» **Exercise instructions**
Only lines with the word "Singh" belong in the answer; copy them from the records below.
......
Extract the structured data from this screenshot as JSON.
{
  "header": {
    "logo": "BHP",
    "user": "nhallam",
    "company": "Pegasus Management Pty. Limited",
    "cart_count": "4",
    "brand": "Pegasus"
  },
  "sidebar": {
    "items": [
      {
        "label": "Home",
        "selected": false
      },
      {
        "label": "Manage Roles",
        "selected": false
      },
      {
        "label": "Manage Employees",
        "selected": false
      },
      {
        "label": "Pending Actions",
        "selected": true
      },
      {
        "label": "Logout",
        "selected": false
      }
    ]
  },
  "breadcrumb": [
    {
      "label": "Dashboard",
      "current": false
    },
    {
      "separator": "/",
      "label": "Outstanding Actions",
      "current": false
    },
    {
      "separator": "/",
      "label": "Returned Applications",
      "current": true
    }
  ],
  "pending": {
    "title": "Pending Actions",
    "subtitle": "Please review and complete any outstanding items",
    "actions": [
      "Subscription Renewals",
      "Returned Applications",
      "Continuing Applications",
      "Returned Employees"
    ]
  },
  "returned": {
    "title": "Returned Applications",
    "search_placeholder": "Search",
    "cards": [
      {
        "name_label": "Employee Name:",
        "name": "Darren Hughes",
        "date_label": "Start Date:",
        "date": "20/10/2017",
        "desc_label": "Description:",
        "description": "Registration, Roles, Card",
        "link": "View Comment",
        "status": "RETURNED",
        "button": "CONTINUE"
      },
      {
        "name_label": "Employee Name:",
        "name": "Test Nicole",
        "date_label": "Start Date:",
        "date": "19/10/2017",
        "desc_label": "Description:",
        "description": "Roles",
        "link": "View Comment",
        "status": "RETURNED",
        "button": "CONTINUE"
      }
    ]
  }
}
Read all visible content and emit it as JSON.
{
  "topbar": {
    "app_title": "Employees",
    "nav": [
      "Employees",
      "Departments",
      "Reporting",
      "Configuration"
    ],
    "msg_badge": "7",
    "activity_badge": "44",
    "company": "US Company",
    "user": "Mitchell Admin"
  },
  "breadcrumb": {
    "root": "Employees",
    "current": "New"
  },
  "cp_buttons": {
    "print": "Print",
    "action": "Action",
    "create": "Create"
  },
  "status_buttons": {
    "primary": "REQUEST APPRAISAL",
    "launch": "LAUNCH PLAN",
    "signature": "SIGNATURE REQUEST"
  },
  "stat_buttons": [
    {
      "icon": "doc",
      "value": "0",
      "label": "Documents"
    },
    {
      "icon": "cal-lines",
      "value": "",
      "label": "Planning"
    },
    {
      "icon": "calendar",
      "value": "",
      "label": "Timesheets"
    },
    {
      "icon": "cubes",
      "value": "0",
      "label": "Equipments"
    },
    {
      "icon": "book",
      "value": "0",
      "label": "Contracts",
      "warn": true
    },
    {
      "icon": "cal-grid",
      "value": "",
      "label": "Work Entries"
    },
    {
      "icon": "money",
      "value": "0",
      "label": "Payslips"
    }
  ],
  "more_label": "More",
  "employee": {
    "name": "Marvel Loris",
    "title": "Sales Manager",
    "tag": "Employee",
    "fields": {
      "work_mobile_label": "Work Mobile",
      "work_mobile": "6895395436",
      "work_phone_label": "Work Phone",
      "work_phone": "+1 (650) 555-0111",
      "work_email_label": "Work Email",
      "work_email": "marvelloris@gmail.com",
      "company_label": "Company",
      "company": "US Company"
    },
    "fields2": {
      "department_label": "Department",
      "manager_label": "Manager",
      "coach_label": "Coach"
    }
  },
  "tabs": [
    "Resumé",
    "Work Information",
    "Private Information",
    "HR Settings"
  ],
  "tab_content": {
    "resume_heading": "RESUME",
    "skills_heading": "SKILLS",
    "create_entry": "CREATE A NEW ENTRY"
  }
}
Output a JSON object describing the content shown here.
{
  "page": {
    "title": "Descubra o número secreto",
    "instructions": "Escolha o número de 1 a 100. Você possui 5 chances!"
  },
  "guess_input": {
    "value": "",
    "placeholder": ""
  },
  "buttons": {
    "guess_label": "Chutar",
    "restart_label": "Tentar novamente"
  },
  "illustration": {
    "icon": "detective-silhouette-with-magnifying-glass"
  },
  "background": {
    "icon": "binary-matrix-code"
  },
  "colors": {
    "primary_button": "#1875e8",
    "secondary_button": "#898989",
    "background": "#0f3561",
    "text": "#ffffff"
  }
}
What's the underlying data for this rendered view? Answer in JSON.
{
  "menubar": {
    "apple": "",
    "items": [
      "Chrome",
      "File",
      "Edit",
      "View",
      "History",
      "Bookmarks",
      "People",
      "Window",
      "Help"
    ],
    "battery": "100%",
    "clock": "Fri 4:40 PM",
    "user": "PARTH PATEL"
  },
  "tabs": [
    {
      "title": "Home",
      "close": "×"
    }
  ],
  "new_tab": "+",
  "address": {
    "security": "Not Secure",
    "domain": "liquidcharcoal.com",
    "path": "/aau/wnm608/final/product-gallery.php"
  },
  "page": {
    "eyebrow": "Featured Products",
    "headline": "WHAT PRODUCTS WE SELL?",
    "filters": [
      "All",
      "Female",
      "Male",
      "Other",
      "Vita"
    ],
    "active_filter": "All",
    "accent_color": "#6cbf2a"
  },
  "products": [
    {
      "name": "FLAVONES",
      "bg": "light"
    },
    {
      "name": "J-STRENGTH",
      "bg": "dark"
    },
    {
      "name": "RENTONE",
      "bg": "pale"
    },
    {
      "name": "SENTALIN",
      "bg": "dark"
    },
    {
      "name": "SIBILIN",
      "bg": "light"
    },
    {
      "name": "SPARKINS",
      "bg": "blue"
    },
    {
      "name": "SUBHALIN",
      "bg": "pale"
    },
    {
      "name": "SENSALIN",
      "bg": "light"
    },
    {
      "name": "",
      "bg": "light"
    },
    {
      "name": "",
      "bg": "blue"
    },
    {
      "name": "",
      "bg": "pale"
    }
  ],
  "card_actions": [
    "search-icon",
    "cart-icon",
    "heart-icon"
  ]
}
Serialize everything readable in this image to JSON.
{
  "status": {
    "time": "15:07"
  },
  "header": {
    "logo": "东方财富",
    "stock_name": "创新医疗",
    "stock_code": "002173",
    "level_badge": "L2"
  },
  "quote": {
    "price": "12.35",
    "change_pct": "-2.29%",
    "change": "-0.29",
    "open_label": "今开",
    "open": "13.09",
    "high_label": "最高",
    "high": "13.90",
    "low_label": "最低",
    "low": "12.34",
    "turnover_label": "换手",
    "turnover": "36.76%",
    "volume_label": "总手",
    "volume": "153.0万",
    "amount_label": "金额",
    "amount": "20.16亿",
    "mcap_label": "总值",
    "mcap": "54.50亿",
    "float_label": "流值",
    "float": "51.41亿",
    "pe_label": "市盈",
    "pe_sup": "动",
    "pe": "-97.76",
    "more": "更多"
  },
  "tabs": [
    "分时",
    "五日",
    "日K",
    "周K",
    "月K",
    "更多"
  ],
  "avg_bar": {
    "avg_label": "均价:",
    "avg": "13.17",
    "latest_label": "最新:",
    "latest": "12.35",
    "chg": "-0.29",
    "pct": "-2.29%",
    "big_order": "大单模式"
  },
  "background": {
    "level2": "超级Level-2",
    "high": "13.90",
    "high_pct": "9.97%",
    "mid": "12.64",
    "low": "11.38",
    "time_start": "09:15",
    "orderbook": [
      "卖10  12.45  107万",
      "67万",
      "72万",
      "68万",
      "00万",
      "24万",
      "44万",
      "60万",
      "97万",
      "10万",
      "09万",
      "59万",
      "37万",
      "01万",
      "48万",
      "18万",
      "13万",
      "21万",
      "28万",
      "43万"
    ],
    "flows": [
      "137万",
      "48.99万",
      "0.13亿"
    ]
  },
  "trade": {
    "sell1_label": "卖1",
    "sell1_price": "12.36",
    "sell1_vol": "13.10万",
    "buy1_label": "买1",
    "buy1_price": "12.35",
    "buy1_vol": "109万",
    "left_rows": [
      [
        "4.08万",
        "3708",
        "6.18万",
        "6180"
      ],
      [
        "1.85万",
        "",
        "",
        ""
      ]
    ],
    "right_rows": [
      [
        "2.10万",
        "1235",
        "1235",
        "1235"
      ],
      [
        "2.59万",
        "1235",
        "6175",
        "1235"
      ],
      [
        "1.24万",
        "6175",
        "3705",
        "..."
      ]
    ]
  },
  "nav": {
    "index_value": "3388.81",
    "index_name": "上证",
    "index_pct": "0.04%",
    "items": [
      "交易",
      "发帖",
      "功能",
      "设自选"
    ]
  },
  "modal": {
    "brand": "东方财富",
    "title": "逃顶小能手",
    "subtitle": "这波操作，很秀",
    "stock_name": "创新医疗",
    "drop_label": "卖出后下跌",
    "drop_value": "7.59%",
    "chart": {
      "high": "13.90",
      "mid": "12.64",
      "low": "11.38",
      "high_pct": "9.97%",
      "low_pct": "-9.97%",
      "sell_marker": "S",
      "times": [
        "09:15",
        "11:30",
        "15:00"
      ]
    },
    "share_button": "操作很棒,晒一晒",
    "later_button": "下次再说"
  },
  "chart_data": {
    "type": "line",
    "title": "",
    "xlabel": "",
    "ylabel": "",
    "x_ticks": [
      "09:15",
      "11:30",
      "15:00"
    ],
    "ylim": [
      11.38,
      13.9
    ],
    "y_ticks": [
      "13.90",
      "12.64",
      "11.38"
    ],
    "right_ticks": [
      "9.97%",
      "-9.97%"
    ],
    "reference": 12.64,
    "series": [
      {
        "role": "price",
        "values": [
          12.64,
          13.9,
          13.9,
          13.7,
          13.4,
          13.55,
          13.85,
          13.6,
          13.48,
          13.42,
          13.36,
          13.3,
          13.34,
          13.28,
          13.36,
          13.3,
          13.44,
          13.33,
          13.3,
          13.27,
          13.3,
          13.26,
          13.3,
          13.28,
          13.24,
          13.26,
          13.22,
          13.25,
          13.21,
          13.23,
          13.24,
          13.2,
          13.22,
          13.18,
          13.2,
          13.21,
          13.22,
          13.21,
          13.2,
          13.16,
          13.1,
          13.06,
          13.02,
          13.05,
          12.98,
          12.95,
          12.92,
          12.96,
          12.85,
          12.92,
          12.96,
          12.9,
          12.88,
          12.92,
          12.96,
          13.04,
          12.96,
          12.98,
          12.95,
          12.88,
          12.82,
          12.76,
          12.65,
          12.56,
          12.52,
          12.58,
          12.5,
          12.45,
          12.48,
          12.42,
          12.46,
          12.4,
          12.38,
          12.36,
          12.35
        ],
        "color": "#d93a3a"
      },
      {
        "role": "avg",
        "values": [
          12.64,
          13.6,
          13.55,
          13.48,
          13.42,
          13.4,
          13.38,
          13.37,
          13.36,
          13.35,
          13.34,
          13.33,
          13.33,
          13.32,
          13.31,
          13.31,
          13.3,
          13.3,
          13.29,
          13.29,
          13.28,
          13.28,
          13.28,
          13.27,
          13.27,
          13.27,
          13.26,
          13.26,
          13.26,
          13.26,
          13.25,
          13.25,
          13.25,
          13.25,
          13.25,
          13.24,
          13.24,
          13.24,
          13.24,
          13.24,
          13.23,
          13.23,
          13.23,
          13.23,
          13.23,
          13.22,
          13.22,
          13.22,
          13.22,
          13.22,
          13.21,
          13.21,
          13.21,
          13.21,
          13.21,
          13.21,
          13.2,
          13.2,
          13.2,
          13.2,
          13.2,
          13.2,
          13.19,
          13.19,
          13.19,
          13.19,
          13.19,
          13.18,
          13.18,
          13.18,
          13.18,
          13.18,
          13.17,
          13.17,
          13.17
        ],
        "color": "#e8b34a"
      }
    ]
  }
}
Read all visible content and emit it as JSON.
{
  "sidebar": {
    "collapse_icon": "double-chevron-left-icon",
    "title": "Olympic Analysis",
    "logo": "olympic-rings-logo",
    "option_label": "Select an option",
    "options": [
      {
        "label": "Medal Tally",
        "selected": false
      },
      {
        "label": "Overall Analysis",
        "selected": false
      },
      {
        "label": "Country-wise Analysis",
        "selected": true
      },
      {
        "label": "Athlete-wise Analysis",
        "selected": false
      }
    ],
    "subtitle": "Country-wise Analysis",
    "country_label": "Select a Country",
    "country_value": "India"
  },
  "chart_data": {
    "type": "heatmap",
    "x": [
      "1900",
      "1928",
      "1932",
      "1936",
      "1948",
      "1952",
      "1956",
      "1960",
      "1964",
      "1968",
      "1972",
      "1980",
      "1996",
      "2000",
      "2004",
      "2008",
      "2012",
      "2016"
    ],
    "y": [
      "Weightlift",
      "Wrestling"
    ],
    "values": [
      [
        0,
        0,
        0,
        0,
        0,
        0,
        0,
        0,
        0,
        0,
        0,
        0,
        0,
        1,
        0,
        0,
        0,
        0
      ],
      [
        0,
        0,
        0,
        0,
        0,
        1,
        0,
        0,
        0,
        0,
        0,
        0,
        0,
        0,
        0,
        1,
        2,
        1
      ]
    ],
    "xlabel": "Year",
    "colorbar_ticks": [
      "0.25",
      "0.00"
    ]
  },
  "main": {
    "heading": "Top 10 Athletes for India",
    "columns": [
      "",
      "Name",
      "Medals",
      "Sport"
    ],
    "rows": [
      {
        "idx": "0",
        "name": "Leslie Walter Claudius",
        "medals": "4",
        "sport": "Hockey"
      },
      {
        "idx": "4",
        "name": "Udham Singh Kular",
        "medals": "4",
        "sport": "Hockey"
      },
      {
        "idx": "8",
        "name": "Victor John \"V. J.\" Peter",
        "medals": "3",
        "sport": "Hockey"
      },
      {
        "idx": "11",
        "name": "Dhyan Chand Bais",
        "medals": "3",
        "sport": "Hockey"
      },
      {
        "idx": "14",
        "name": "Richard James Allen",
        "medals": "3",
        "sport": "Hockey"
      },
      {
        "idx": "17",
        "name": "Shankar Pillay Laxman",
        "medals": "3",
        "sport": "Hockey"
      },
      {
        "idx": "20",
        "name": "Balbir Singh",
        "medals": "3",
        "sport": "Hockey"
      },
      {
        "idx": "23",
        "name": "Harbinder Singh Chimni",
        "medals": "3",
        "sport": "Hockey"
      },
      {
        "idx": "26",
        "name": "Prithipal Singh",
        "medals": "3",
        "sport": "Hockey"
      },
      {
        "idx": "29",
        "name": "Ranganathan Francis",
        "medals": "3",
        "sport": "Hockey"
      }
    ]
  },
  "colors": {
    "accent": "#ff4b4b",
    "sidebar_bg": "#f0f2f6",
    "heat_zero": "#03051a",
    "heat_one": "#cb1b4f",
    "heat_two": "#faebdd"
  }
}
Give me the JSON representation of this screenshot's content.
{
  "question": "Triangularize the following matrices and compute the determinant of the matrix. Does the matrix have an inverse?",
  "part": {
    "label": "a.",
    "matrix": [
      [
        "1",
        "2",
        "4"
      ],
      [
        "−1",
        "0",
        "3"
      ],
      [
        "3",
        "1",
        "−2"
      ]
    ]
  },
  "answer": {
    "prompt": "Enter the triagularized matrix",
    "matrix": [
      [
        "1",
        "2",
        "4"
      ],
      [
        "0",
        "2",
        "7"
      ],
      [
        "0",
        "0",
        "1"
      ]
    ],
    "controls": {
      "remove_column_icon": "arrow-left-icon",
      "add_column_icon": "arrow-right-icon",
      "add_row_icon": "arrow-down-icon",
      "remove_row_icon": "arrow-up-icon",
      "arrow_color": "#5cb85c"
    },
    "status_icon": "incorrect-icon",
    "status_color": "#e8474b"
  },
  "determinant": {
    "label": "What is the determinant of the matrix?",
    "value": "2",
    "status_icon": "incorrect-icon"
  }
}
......
» **Written answer**
        "name": "Udham Singh Kular",
        "name": "Balbir Singh",
        "name": "Harbinder Singh Chimni",
        "name": "Prithipal Singh",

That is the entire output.